START AVAILABLE DATA

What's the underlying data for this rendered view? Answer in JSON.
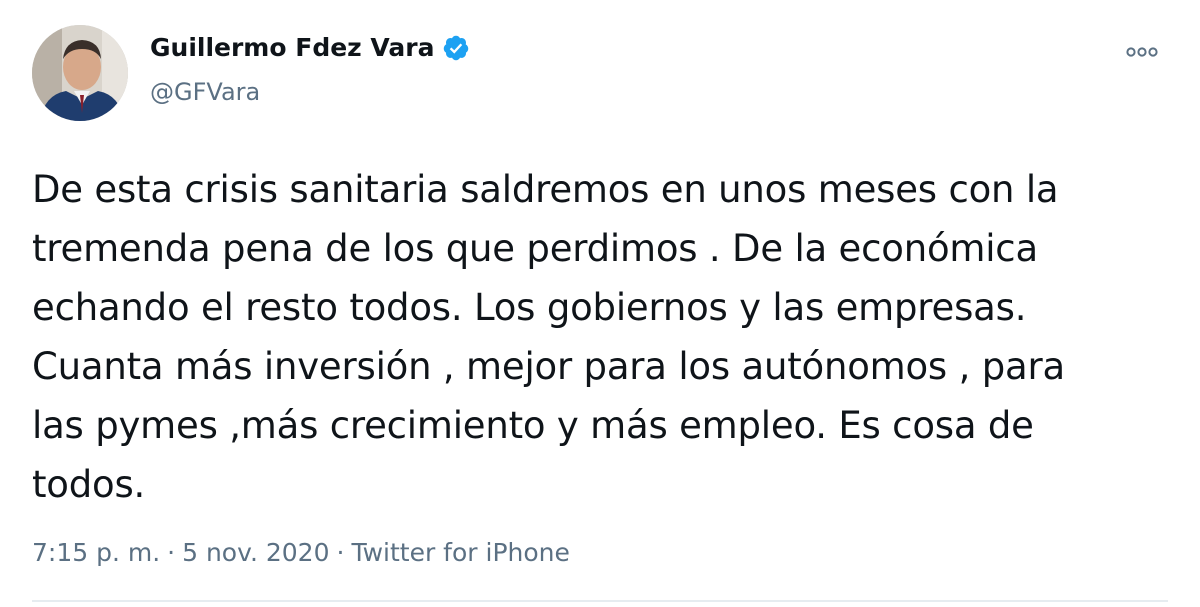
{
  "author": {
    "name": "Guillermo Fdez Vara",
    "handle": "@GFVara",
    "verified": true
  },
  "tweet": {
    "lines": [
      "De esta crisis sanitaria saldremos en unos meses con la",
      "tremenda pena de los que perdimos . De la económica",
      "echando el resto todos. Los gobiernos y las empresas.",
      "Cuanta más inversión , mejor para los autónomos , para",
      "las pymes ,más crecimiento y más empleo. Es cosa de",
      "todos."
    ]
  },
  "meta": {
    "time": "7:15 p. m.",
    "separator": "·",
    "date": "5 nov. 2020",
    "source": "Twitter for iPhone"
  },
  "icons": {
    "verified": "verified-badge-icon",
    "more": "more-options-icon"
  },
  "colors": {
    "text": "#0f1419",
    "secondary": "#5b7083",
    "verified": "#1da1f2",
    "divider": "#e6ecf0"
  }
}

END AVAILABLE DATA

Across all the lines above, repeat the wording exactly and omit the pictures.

SOLVED EXERCISE ::
What's the underlying data for this rendered view? Answer in JSON.
{
  "author": {
    "name": "Guillermo Fdez Vara",
    "handle": "@GFVara",
    "verified": true
  },
  "tweet": {
    "lines": [
      "De esta crisis sanitaria saldremos en unos meses con la",
      "tremenda pena de los que perdimos . De la económica",
      "echando el resto todos. Los gobiernos y las empresas.",
      "Cuanta más inversión , mejor para los autónomos , para",
      "las pymes ,más crecimiento y más empleo. Es cosa de",
      "todos."
    ]
  },
  "meta": {
    "time": "7:15 p. m.",
    "separator": "·",
    "date": "5 nov. 2020",
    "source": "Twitter for iPhone"
  },
  "icons": {
    "verified": "verified-badge-icon",
    "more": "more-options-icon"
  },
  "colors": {
    "text": "#0f1419",
    "secondary": "#5b7083",
    "verified": "#1da1f2",
    "divider": "#e6ecf0"
  }
}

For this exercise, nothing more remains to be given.